When milk completely fills any tube or line between the teat end and the vacuum pump, the system is said to be flooded. Placing a solid column of milk in the air column slows its movement. If air is being admitted to the system behind the column of milk, the vacuum level will lower. Some researchers feel that flooding alone is detrimental and vacuum fluctuation is secondary in causing new udder infections. Their opinion is based on the possibility of milk from an infected quarter mixing in the flooded claw and then contaminating the teat end of an uninfected quarter. This is a possibility. One study showed that impact forces on a teat end do occur when the liner opens.
The Following is a list of factors involved in flooding.
Fast milking cows.
Liner tail piece of inadequate capacity.
Small Claws and wide ratios.
Elevating milk with milking vacuum.
Milk line too small for number of milkers.
Inadequate milk line slope.
In line milk filters.
Elbows in milk line.
Improperly placed milk inlets.
A 300 ml capacity claw piece enables a cluster to handle the fastest milking cows with no danger of flooding whether on 4 x 1 or 2 x 2 pulsation, the 19mm milk nipple allows maximum flow of milk and vacuum through the milk tube.
Most short milk tubes are now 8mm plus
Most direct to lines are 75mm, there is a maximum number of units on a straight and looped line.
Milk lines should have a continuous and even fall towards the receiver jar, with a minimum of 10 mm (1 cm) of drop for every metre of pipe. This translates into a minimum decline of 0.5%.
The more milkers in the parlour the more chance of slugging increase the fall.
The flow of milk inside the milk line should be at a level of less than 50%, i.e. there should be more air above the level of milk than milk below. This is called “stratified flow
The milking cluster requires air vents so that the milk lines do not become flooded. The air vents are located either in or near the claw or in the liner.
Checking your pulsation ratio to ensure quick gentle milking
Lifting milk can increase the length of the milk vacuum slug and reduce the vacuum level.
There should be no risers on the milk line
Having sharp bends will affect the movement of airflow milk flow and can cause flooding.

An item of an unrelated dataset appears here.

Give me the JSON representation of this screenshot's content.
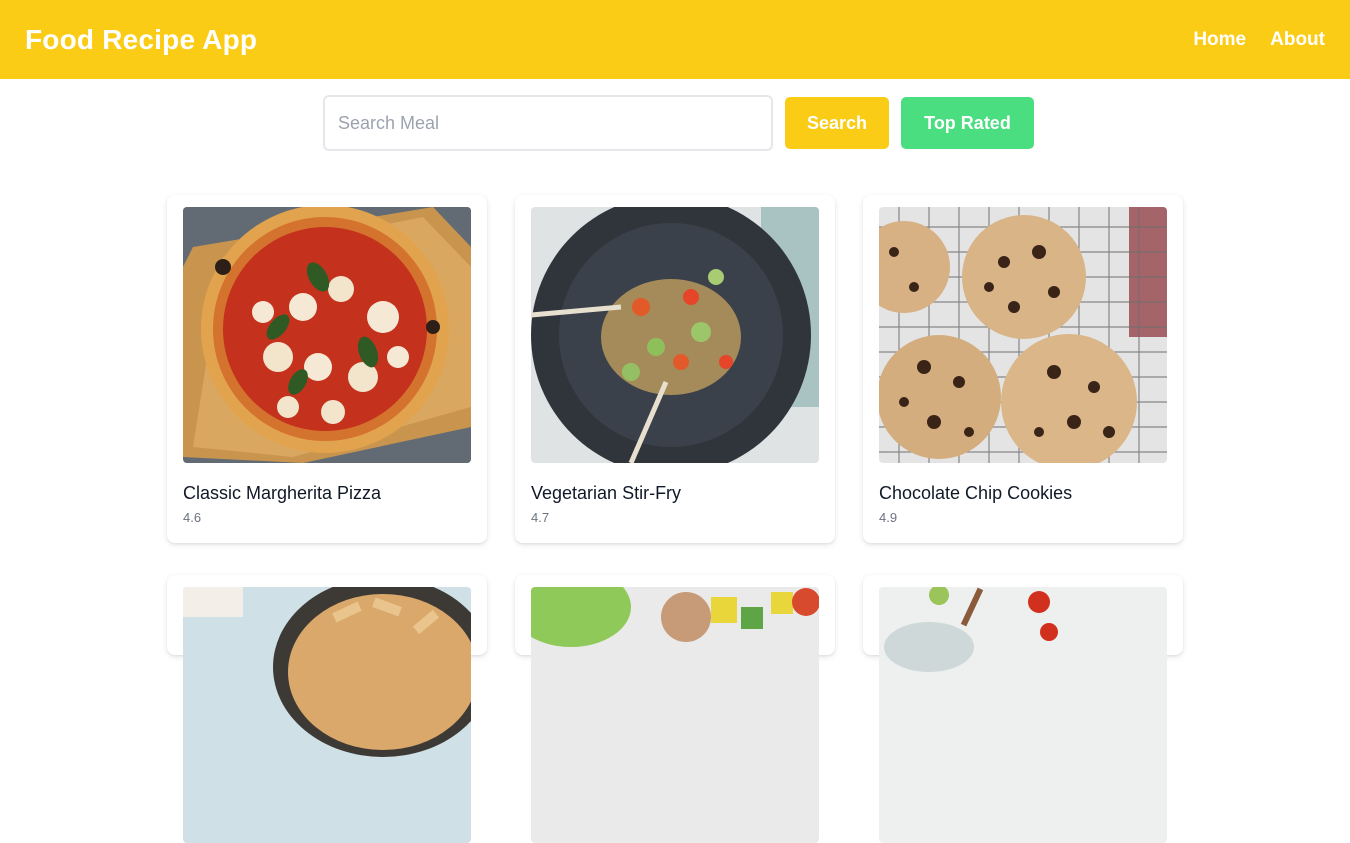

The Milking Machine does not give the cows mastitis it can spread pathogens or damage the teat skin .
I am still testing poorly installed milking equipment, why no fit it correctly? “